In some cases, your cat may need to be sedated in order for your veterinarian to perform a thorough examination of the teeth and gums. Sedation can also help to reduce your cat’s stress and discomfort during the examination process.
Once the examination is complete, your veterinarian will provide you with a diagnosis and discuss treatment options with you. In some cases, treatment may involve a professional dental cleaning or a tooth extraction. Your veterinarian may also prescribe antibiotics or pain medication to help manage any infections or discomfort associated with tooth decay.
Treating Feline Tooth Decay: Non-Surgical and Surgical Options
Treatment for feline tooth decay will depend on the severity of the condition. Here are some non-surgical and surgical options that may be recommended by your veterinarian:
Non-surgical treatment options for feline tooth decay may include:
- Professional Dental Cleanings: Professional dental cleanings can help to remove plaque and tartar buildup on the teeth, reducing the risk of decay.
- Antibiotics: Antibiotics may be prescribed to manage any infections associated with tooth decay.
- Pain Management: Your veterinarian may prescribe pain medication to manage any discomfort associated with tooth decay.
In more severe cases of feline tooth decay, surgical options may be necessary.
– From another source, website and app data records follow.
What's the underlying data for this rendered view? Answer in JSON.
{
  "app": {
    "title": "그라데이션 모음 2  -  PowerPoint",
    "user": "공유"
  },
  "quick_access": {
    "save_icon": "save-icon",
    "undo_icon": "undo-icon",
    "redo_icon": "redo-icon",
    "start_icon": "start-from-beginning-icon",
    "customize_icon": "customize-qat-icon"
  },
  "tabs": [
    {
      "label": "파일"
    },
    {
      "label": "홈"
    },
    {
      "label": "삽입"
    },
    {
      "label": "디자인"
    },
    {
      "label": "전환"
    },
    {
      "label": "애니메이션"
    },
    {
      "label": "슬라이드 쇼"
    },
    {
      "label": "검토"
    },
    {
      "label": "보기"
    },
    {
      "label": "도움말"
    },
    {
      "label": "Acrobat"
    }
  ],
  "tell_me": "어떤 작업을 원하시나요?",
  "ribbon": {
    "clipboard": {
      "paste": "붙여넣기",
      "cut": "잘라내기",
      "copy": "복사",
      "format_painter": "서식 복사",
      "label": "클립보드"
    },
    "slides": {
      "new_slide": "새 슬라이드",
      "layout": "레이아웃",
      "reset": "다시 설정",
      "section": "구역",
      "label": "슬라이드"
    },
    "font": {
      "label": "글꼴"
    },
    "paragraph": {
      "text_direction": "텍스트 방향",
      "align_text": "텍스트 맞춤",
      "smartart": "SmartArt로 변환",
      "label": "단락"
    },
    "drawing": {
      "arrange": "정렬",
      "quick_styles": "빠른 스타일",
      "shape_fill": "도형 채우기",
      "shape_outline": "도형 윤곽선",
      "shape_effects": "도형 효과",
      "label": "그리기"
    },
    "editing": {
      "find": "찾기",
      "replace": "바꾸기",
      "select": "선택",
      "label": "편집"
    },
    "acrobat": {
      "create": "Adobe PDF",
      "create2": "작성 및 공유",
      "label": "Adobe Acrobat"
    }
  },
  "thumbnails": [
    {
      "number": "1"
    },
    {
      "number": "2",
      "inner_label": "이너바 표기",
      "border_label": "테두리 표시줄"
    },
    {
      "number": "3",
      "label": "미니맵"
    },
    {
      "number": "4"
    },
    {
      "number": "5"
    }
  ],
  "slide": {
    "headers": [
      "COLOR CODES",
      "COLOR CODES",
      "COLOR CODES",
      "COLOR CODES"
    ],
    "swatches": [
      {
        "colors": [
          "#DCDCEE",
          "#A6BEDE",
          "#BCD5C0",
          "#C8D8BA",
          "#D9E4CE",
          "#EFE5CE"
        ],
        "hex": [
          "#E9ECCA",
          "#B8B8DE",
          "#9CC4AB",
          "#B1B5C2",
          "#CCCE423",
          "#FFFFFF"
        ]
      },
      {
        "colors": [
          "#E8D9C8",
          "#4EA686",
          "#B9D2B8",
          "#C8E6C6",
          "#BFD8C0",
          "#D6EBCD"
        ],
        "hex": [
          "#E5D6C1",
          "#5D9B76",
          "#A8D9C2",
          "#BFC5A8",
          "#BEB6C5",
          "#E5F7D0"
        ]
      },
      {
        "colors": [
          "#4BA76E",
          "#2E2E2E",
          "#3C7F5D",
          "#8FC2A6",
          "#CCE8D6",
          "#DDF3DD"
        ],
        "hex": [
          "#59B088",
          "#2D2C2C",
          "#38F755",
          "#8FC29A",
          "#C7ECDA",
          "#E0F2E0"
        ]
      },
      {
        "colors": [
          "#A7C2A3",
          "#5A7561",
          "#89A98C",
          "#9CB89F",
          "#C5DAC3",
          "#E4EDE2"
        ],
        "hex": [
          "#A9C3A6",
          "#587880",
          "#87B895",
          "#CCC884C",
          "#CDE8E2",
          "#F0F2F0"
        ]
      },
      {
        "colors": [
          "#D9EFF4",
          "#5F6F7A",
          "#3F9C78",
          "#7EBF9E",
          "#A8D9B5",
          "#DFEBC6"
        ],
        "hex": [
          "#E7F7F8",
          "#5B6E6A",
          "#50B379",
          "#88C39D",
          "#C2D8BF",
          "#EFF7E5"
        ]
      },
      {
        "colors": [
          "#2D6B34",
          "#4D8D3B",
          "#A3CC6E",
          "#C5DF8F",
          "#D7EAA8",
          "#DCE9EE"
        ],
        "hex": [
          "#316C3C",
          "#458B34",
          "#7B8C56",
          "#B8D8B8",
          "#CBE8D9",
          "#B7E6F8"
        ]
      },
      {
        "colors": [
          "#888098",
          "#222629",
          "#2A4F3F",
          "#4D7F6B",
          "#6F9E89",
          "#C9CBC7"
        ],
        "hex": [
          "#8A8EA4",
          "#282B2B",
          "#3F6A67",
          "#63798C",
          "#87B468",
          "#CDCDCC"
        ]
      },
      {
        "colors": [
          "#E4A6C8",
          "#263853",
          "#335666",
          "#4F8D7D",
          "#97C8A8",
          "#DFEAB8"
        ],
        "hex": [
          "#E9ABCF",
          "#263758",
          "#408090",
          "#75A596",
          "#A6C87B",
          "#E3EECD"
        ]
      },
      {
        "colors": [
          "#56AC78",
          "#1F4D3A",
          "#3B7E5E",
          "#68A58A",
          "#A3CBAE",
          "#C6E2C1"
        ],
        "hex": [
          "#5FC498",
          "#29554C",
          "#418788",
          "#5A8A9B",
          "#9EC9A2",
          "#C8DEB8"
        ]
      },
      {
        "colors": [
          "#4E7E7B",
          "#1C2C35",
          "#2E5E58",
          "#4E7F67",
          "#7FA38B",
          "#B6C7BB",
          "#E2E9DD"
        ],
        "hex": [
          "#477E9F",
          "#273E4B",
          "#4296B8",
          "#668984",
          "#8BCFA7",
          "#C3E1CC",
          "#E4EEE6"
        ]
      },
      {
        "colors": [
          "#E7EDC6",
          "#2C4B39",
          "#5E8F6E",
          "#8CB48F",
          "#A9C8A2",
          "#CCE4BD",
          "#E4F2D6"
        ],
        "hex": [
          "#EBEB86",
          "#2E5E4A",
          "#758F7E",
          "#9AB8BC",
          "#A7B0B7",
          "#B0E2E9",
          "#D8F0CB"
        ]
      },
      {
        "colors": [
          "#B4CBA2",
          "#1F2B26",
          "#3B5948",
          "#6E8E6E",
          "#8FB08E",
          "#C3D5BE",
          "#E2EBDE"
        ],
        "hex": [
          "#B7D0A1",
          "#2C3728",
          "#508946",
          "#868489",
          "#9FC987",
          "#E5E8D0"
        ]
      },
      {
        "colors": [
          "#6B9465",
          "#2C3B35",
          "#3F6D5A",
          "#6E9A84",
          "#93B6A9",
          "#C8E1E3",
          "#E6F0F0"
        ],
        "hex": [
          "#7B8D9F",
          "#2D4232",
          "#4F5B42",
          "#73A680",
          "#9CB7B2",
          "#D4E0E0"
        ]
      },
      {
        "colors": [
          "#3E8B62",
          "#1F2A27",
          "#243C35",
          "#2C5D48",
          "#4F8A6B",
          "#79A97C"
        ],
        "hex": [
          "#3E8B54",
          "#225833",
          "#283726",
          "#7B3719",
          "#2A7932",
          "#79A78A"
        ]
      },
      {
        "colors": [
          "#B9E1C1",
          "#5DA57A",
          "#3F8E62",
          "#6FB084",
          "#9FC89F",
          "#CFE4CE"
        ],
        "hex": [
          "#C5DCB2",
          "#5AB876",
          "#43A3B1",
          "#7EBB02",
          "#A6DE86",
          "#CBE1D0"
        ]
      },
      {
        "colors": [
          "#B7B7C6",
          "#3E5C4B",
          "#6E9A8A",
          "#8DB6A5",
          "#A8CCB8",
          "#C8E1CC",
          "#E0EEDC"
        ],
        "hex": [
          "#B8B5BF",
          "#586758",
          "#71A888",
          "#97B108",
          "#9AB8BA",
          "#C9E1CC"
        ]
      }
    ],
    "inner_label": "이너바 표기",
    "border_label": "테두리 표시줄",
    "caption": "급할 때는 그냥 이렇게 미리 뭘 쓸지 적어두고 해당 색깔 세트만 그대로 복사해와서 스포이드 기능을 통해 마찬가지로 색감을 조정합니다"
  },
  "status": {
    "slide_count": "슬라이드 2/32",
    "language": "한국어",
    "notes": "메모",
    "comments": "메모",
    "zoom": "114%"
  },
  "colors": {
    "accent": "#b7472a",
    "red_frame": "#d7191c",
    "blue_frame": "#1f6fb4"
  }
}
These can include:
- Tooth Extraction: If a tooth is severely decayed, it may need to be extracted in order to prevent further damage and infection.
- Root Canal: In some cases, a root canal may be performed to save a decayed tooth. This procedure involves removing the infected pulp and replacing it with a filling.
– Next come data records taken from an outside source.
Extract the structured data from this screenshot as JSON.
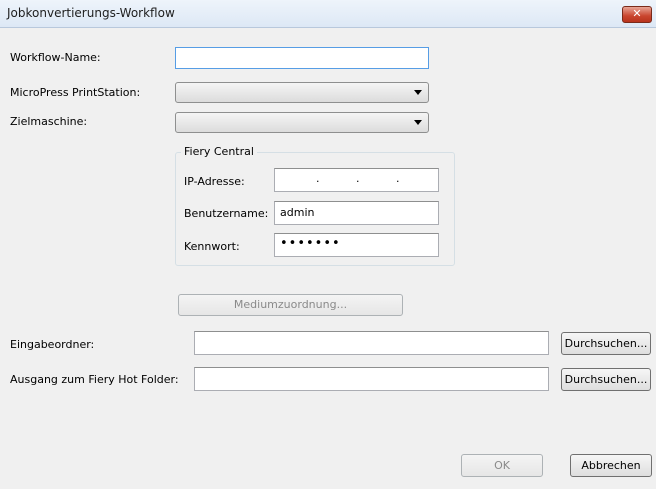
{
  "window": {
    "title": "Jobkonvertierungs-Workflow",
    "close_glyph": "✕"
  },
  "form": {
    "workflow_name_label": "Workflow-Name:",
    "workflow_name_value": "",
    "printstation_label": "MicroPress PrintStation:",
    "printstation_value": "",
    "target_machine_label": "Zielmaschine:",
    "target_machine_value": ""
  },
  "fiery_central": {
    "legend": "Fiery Central",
    "ip_label": "IP-Adresse:",
    "ip_dots": [
      ".",
      ".",
      "."
    ],
    "username_label": "Benutzername:",
    "username_value": "admin",
    "password_label": "Kennwort:",
    "password_value": "•••••••"
  },
  "media_mapping_button": "Mediumzuordnung...",
  "folders": {
    "input_label": "Eingabeordner:",
    "input_value": "",
    "output_label": "Ausgang zum Fiery Hot Folder:",
    "output_value": "",
    "browse_label": "Durchsuchen..."
  },
  "footer": {
    "ok_label": "OK",
    "cancel_label": "Abbrechen"
  }
}
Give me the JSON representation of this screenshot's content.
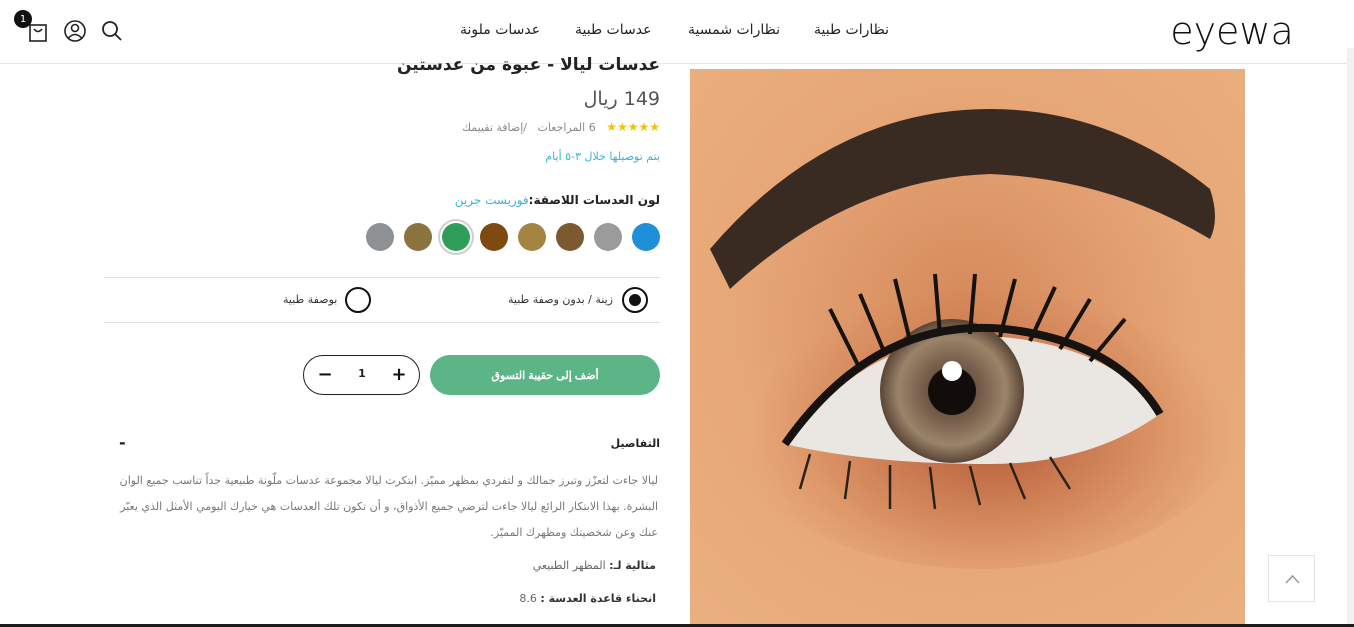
{
  "header": {
    "logo_text": "eyewa",
    "nav": [
      "نظارات طبية",
      "نظارات شمسية",
      "عدسات طبية",
      "عدسات ملونة"
    ],
    "icons": [
      "search-icon",
      "user-icon",
      "cart-icon"
    ],
    "cart_count": "1"
  },
  "product": {
    "title": "عدسات ليالا - عبوة من عدستين",
    "price": "149 ريال",
    "rating_stars": "★★★★★",
    "reviews": "6 المراجعات",
    "add_review": "/إضافة تقييمك",
    "delivery": "يتم توصيلها خلال ٣-٥ أيام",
    "color_label": "لون العدسات اللاصقة:",
    "color_value": "فوريست جرين",
    "swatches": [
      "#1e8fd8",
      "#9b9b9b",
      "#7b5a32",
      "#a38443",
      "#7d4a10",
      "#2f9e58",
      "#8a733f",
      "#8e9194"
    ],
    "selected_swatch": 5,
    "options": [
      {
        "label": "زينة / بدون وصفة طبية",
        "checked": true
      },
      {
        "label": "بوصفة طبية",
        "checked": false
      }
    ],
    "add_to_bag": "أضف إلى حقيبة التسوق",
    "quantity": "1",
    "qty_minus": "−",
    "qty_plus": "+"
  },
  "details": {
    "heading": "التفاصيل",
    "toggle": "-",
    "description": "ليالا جاءت لتعزّز وتبرز جمالك و لتفردي بمظهر مميّز. ابتكرت ليالا مجموعة عدسات ملّونة طبيعية جداً تناسب جميع الوان البشرة. بهذا الابتكار الرائع ليالا جاءت لترضي جميع الأذواق، و أن تكون تلك العدسات هي خيارك اليومي الأمثل الذي يعبّر عنك وعن شخصيتك ومظهرك المميّز.",
    "spec1_label": "مثالية لـ:",
    "spec1_value": " المظهر الطبيعي",
    "spec2_label": "انحناء قاعدة العدسة :",
    "spec2_value": " 8.6"
  },
  "colors": {
    "accent_green": "#5cb587",
    "link_blue": "#3bb3d6",
    "star_yellow": "#f2c200"
  }
}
- Crown Placement: Crowns may be placed on a tooth after a root canal to help protect it from further damage.
In addition to professional treatment options, home care is also an important part of treating feline tooth decay. This can include establishing a regular dental care routine, feeding your cat a healthy diet, and monitoring their behavior and health for signs of dental problems.
In conclusion, treatment for feline tooth decay can involve a range of non-surgical and surgical options, depending on the severity of the condition. By working with your veterinarian to develop a treatment plan and following their recommendations for home care, you can help to manage this common dental condition and ensure that your cat maintains good dental health throughout their life.
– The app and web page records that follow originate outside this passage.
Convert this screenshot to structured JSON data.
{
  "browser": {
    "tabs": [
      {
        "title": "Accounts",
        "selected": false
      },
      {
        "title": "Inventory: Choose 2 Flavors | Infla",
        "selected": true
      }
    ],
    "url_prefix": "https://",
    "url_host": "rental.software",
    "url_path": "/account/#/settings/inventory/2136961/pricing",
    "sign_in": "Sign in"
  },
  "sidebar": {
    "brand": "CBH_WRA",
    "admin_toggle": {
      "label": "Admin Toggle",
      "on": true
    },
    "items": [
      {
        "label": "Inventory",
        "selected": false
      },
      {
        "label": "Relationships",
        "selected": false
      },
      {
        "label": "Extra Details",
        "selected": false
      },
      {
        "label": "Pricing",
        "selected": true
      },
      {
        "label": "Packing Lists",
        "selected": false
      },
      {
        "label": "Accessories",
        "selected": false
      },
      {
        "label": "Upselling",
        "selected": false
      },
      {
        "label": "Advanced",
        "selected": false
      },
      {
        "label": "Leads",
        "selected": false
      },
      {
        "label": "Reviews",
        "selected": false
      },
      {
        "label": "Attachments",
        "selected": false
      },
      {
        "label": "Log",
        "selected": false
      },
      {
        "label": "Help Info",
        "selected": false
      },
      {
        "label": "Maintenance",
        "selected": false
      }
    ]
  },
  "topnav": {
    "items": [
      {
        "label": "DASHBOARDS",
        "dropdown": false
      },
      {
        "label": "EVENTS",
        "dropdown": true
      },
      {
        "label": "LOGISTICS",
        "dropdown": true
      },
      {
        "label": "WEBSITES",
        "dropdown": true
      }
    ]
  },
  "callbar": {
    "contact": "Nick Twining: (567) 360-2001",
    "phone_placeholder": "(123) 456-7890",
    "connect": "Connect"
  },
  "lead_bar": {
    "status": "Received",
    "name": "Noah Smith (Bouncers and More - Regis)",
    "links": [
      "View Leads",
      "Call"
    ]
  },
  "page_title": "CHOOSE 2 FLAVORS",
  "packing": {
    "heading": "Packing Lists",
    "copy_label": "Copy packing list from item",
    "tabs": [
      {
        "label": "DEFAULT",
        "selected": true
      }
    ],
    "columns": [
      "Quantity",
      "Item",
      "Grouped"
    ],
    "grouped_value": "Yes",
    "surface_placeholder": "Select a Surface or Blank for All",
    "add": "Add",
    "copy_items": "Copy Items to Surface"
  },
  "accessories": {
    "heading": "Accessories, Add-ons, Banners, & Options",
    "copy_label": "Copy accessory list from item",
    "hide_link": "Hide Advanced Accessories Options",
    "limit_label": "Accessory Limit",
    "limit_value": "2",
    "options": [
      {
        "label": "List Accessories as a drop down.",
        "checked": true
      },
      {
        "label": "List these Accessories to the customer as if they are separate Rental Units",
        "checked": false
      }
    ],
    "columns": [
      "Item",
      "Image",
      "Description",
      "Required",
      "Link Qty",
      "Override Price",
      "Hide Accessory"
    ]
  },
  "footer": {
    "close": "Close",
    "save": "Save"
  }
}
Aftercare for Cats with Tooth Decay: What You Need to Know
Aftercare is an important part of managing feline tooth decay and ensuring that your cat remains healthy and comfortable. Here are some things to keep in mind when caring for your cat after treatment for tooth decay:
If your cat has undergone a surgical procedure, such as a tooth extraction or root canal, they may experience some discomfort or pain during the recovery period. Your veterinarian may prescribe pain medication to manage this discomfort and ensure that your cat remains comfortable.
After treatment for tooth decay, it’s important to feed your cat a soft diet for a few days to allow their mouth to heal. Soft foods, such as canned or cooked chicken or fish, can be easier for your cat to eat and will help to prevent any discomfort associated with chewing.
Establishing a regular dental care routine is important for preventing future tooth decay in your cat. This can include brushing your cat’s teeth regularly, providing them with dental chews or toys, and scheduling regular dental checkups with your veterinarian.
Behavior and Health Monitoring
Regularly monitoring your cat’s behavior and health is also important for managing tooth decay. If you notice any changes in your cat’s eating habits or behavior, it’s important to seek veterinary attention to address any potential dental problems.
In conclusion, aftercare is an important part of managing feline tooth decay and ensuring that your cat remains healthy and comfortable. By following your veterinarian’s recommendations for pain management, diet, and dental care, you can help to ensure that your cat’s recovery is successful and that they maintain good dental health throughout their life.